The National Day of Silence is a day of action in which students across the country vow to take a form of silence to call attention to the silencing effect of homophobic, biphobic and transphobic bullying, name-calling and harassment in schools.
The goal of the Day of Silence is to make schools safer for all students, regardless of sexual orientation and gender identity/expression.
Students across the country participate in the Day of Silence to bring attention to this problem, let students who experience such bullying know that they are not alone and ask schools to take action to address the problem.
There is no single way to participate, and students are encouraged to take part in the way that is the most positive and uplifting for their school.
From 2020 onwards InsideOUT will be putting more focus into our Schools Pride Week Campaign, which focuses on celebrating rainbow identities. Schools are still encouraged to participate in Day of Silence if it works for them, and if they would like can then break the silence the following week by running Pride Week.
Why Be Silent
Silence can be used as a powerful tool of protest. The reason why we hold this campaign is to create visibility around the issues of homophobic, biphobic and transphobic bullying in New Zealand schools. Students who participate choose to remain in silence to stand in solidarity with the wider rainbow community in protest against bullying. Specifically bullying targeted toward the rainbow community such as homophobia, biphobia and transphobia which is often strutted off and silenced.
The Youth’12 study on Same or Both-Sex Attracted Young People conducted by the University of Auckland shows us that;
– Same or both-sex attracted young people in New Zealand are 3x more likely to be bullied weekly than their heterosexual peers.
– 57.9% of students were worried someone would hurt/bother them at school and 43.3% had been hit or physically harmed on purpose at school in the last year.
– Of those students who had been bullied over 8x as many had been bullied because they were gay or because people thought that they were gay compared to their opposite-sex-attracted peers.
– There has been no improvement in over 10 years in regards to the amount of bullying sexual minorities face in New Zealand schools.
These statistics show us that homophobic, biphobic and transphobic bullying is a major issue in New Zealand schools and it’s time something was done about it.
The Youth’12 report also highlights the concerning levels of depression, anxiety, alcohol and drug abuse, self harm and suicide experienced by young people of sexual minorities.
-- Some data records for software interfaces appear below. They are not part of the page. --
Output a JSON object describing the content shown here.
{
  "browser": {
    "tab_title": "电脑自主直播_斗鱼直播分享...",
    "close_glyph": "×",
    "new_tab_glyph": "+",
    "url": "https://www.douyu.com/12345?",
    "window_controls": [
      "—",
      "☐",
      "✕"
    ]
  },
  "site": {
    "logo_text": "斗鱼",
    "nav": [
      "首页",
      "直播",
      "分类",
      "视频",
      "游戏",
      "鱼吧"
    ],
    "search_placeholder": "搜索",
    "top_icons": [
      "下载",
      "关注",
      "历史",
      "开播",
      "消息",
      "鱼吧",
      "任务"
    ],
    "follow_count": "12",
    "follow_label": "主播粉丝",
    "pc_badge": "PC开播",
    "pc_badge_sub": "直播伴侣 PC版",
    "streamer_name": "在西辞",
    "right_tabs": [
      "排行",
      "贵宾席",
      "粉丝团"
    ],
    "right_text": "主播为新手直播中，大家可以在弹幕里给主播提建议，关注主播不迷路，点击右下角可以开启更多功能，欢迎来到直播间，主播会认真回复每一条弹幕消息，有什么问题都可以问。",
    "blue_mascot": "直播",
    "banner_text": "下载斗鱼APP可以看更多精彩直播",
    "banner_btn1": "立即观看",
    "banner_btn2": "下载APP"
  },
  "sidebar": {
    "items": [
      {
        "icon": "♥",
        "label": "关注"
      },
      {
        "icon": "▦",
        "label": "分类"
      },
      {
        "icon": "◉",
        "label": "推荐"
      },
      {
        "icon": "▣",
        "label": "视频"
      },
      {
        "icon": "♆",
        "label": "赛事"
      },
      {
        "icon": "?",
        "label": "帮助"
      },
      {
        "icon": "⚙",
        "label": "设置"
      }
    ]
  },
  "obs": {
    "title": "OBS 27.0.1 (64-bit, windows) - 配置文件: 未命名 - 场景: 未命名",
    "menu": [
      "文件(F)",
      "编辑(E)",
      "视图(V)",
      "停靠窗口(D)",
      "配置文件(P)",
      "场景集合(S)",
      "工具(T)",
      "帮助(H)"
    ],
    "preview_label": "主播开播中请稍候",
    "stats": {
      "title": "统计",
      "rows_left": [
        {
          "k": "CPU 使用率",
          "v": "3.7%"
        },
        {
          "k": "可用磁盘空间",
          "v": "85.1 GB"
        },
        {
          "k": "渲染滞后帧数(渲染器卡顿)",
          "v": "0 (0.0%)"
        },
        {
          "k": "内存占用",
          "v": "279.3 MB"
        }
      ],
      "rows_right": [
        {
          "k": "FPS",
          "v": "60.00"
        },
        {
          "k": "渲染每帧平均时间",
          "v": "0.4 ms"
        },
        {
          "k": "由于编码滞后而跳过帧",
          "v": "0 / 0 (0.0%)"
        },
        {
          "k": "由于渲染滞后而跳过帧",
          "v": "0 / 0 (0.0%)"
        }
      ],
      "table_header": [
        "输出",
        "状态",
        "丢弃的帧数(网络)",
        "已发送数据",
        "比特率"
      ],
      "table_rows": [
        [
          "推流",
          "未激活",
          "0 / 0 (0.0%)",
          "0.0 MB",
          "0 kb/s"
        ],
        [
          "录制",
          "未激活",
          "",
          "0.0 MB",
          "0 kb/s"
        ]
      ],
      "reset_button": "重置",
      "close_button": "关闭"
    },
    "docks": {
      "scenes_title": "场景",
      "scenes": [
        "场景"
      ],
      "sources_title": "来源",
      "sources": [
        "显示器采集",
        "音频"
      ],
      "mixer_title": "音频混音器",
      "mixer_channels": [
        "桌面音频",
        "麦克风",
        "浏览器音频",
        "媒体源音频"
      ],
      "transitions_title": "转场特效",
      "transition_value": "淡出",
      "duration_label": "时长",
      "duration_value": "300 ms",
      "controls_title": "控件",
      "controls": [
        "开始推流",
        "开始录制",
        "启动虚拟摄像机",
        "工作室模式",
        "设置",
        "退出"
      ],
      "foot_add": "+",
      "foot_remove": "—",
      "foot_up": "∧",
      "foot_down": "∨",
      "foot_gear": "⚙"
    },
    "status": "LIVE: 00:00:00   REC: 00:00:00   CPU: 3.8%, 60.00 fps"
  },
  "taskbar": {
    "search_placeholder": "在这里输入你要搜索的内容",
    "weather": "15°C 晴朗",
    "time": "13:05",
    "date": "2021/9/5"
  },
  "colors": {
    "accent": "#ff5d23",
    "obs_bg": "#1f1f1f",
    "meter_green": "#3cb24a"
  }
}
The Youth’12 report on transgender students shows that nearly 20% had attempted suicide in the previous year and nearly 50% had been physically abused.
By taking part in the Day of Silence, students can bring the topic of bullying into the light and then work with school staff and students on follow up actions to break the silence. These could include starting up a queer straight alliance, improving the quality of education on sexual orientation and gender in health classes or specifying homophobic, biphobic and transphobic bullying in your school’s anti-bullying policies and strategies.
Founded in 1996, the Day of Silence has become the largest single student-led action towards creating safer schools for all, regardless of sexual orientation, gender identity or gender expression. From the first-ever Day of Silence at the University of Virginia in 1996, to the organising efforts in over 8,000 schools in 2013. In 2007 the Day of Silence took place for the first time in New Zealand at Nayland College in Nelson. The day has been held at the school every year since and has grown to run in the other schools in the Nelson region and other places across the country. This is the 7th year of InsideOUT running this campaign in New Zealand.
Who We Are
Day of Silence New Zealand is run by the InsideOUT team of staff and volunteers. InsideOUT is a national charity with the vision for all rainbow young people to have a sense of safety and belonging in their schools and communities.
Organising for Day of Silence
Organising a Day of Silence (DOS) activity or event can be a positive tool for change-both personally and community-wide. By taking a vow of silence, you’re making a powerful statement about the important issue of homophobic, biphobic and transphobic bullying, and when you organise others to join and stand together, that message becomes stronger.
Over 100 schools have taken part in Day of Silence in Aotearoa since 2014!